Posted by Nicole Hambleton / Article, Mobile /

Australia’s love affair with the smart phone means that it’s only a matter of time before mobile transactions exceed desktop transactions.

In May 2012 Google’s research indicated that 59% of mobile shoppers made at least one mCommerce purchase a month, indicating that once they start, the experience leads to a continuation of this behaviour.

It’s not all about the purchase, it’s about the overall mobile commerce experience. Consumers are using their mobile to compare products, gather information, read product reviews, frequent forums, enter a competition, scan barcodes, make an enquiry or even a complaint. The mobile shop needs to cater for the type of user behaviour that is unique to online shopping, on the move.

Who is shopping online

An Australian survey conducted for PayPal in 2011, by Nielsons found that almost 70 percent of respondents said they would use mobile devices for purchases, transactions and payments in the near future. 

Generally speaking the younger generations are more tech saavy and likely to make purchases online or using their NFC enabled mobile devices. For some of them it’s second nature now to make transactions and enquiries on a mobile instead of a desktop or even in person. A whole new generation, namely Generation Z (or the Internet Generation), of mobile saavy consumers are starting to come into disposable income and they are comfortable spending online. 

Even though the younger generations are smartphone savvy, discounting the older generations is not recommended. They are also using mcommerce facilities, however their online behaviour may vary. 

Why do they frequent online shops

We have become a society that expects instant communication; social media and mobile technology have changed the way we communicate. We now expect that no matter where we are, we can be connected to the information we require then and there and the shopping experience is no different.

Mobile commerce is also gaining traction because there is a growing social need to obtain instant feedback. The shopping experience is evolving, often faster than retailers are able to keep up. A larger percentage of shoppers have their smartphones with them in store and are using them to compare specifications, costs, enter competitions, review peer approval or even research brands on the go. mCommerce isn’t all about making a sale then and there, it’s also about having the information on hand to drive a decision making process.

Integrated online marketing

A mobile shop on its own isn’t an online marketing campaign, just like a website on it’s own isn’t an online strategy. Online coupons, Facebook applications, community media management, CRM integration, a responsive layout enabled eCommerce site and forums are all combined tools that can drive sales for a company looking to embark on an mCommerce strategy.

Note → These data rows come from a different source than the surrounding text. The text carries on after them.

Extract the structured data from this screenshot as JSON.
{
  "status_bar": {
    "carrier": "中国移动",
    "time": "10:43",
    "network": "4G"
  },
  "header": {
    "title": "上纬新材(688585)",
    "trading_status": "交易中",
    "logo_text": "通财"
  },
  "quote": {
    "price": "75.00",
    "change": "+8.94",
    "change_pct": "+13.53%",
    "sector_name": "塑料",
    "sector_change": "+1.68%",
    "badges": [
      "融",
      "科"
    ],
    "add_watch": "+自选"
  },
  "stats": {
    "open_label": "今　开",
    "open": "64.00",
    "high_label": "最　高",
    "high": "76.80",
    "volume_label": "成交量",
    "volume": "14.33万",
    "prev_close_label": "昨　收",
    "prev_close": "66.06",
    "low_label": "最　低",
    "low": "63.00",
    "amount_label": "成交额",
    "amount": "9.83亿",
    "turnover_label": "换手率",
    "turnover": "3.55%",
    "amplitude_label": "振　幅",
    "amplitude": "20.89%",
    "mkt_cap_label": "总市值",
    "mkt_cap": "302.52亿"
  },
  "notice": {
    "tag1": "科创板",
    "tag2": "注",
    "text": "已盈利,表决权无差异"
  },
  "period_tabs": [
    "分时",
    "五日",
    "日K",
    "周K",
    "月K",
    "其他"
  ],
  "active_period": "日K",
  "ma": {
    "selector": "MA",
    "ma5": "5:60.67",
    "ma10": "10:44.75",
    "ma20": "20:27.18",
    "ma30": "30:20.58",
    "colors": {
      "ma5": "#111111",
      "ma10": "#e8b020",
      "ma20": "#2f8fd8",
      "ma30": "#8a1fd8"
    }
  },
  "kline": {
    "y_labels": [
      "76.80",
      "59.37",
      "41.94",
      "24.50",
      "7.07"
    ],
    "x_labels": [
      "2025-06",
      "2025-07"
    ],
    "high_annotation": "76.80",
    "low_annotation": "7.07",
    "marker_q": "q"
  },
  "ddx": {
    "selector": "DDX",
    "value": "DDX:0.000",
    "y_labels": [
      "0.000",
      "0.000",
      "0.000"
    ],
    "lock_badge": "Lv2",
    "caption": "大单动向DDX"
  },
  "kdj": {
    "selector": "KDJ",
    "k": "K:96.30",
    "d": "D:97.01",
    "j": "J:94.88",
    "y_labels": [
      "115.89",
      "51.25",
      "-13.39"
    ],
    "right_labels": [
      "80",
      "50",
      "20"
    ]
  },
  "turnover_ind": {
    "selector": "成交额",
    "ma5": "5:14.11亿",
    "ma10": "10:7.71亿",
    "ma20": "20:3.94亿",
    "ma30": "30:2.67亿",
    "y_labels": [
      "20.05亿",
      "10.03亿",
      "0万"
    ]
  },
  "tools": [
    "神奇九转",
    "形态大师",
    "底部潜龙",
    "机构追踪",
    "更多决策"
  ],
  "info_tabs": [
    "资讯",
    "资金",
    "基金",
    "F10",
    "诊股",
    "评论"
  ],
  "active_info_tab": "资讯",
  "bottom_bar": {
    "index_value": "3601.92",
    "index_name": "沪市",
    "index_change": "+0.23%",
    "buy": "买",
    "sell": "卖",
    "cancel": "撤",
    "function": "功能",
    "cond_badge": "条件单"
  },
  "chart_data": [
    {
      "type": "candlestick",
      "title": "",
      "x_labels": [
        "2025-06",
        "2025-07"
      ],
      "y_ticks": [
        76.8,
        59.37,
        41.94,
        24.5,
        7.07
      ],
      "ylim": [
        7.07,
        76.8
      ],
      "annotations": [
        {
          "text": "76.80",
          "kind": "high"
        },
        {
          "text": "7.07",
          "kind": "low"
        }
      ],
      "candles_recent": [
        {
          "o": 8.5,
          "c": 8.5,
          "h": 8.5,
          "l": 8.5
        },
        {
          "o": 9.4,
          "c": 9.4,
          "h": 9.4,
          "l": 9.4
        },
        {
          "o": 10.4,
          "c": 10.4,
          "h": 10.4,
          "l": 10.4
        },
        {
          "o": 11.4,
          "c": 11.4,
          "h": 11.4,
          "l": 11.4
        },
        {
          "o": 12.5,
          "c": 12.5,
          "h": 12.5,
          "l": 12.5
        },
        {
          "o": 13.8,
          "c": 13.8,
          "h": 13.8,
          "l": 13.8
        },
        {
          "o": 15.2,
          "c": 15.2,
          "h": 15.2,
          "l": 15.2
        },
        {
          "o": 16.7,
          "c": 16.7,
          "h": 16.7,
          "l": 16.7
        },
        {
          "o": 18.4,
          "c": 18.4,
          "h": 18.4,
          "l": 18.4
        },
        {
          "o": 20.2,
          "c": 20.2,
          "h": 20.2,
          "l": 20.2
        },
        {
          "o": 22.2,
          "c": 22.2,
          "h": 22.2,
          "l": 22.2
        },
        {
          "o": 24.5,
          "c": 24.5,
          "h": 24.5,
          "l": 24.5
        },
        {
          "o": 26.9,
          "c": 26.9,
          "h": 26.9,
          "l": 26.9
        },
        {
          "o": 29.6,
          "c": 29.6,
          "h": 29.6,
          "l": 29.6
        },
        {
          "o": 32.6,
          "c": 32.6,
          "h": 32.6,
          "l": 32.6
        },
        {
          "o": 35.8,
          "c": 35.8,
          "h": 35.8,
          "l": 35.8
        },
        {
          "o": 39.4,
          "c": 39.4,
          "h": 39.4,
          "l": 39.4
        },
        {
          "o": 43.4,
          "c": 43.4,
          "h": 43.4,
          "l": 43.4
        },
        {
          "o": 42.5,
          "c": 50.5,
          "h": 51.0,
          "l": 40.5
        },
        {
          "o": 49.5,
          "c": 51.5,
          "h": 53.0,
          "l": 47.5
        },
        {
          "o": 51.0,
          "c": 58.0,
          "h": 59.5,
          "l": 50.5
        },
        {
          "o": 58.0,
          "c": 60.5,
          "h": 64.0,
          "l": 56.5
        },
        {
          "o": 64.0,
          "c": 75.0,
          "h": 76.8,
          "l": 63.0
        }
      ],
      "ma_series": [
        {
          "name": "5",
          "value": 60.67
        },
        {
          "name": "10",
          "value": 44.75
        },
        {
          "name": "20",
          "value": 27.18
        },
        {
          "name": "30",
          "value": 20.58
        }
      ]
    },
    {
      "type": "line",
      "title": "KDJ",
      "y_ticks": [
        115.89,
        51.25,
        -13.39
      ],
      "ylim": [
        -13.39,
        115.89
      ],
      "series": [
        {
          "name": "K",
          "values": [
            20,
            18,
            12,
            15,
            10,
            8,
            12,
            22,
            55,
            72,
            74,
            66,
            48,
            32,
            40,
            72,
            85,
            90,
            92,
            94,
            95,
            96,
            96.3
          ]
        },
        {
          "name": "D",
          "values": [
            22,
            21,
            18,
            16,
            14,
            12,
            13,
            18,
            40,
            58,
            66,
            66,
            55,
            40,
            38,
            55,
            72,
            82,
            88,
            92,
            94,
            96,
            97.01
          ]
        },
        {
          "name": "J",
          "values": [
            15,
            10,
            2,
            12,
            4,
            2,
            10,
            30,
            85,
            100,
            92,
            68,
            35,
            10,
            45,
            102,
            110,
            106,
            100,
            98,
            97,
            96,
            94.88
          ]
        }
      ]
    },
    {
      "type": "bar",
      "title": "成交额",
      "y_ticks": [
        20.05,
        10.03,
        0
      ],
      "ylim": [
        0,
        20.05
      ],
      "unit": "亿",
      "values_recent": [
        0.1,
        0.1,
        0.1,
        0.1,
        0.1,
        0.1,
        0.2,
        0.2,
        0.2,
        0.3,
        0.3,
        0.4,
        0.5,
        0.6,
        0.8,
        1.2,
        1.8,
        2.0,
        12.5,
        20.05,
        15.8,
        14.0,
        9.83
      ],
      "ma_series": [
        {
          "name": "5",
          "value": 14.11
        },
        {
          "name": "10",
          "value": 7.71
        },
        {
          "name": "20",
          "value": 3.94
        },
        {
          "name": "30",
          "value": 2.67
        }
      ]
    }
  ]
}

Understanding your target market will help you decide what approach to take with mCommerce. The retailer needs to understand what external stimulus is encouraging the consumer to access the store on their phone. Are they making a purchase, comparing prices, comparing products, getting feedback or accessing online reviews? Social media platforms now mean people can like sites, make recommendations to friends, review a product and generate social acceptance for a product or service. These are quite strong drivers for decision makers, with 84% of mobile phone users, using social media to enhance or influence their shopping experience.

The ability to compare products and their specifications can allow the user to make an informed choice and compare the intended purchase to their competition, retail stores. Sometimes it’s just being able to see more about a product, it’s technical information, the people who have used it and endorsements.

Trends to look out for

  • Location based marketing is going to surge with mCommerce. Using GPS check-in makes sense and the clever innovations that will start to appear are only just emerging now.
  • Coupons and discounts for online purchases or to reward loyalty among mCommerce users, this is a growing industry and is gaining traction. Soon they are expected to overtake paper or emailed coupons, making them easier to access and redeem, even as a cross promotion between in-store and mobile stores. Technologies like the digital wallet will make managing these more centralised.
  • Social commerce is just an extension of existing online networking and social sites that play on a basic need to gain acceptance from peers and authority figures. Look out for online campaigns, vouchers, apps and loyalty programs all stemming from social media.
  • Integrated and innovative payment gateways and facilities. Security is always a big issue for any transaction and the more common place mCommerce becomes the more solutions will be built to cater for this need. Apple is working on iWallet for it’s iOS customers for secure payments on the iPhone, other applications will surely follow and PayPal has already identified that Australia is a market serious about mobile adoption.
  • NFC to enter competitions, subscribe to a newsletter, redeem a prize, open an ebrochure or even order a coffee in store.  

If you haven’t embarked on an mCommerce site or application yet don’t worry, you are not alone. The concenus from most digital firms though is clear, the consumer is ready and waiting. Most retailers just need a nudge and some facts and figures about their target market. If you need some technical questions answered we are here to help you make the transition and pitch a knowledgeable strategy to your client. Next month’s newsletter will talk more about the technical elements of mCommerce.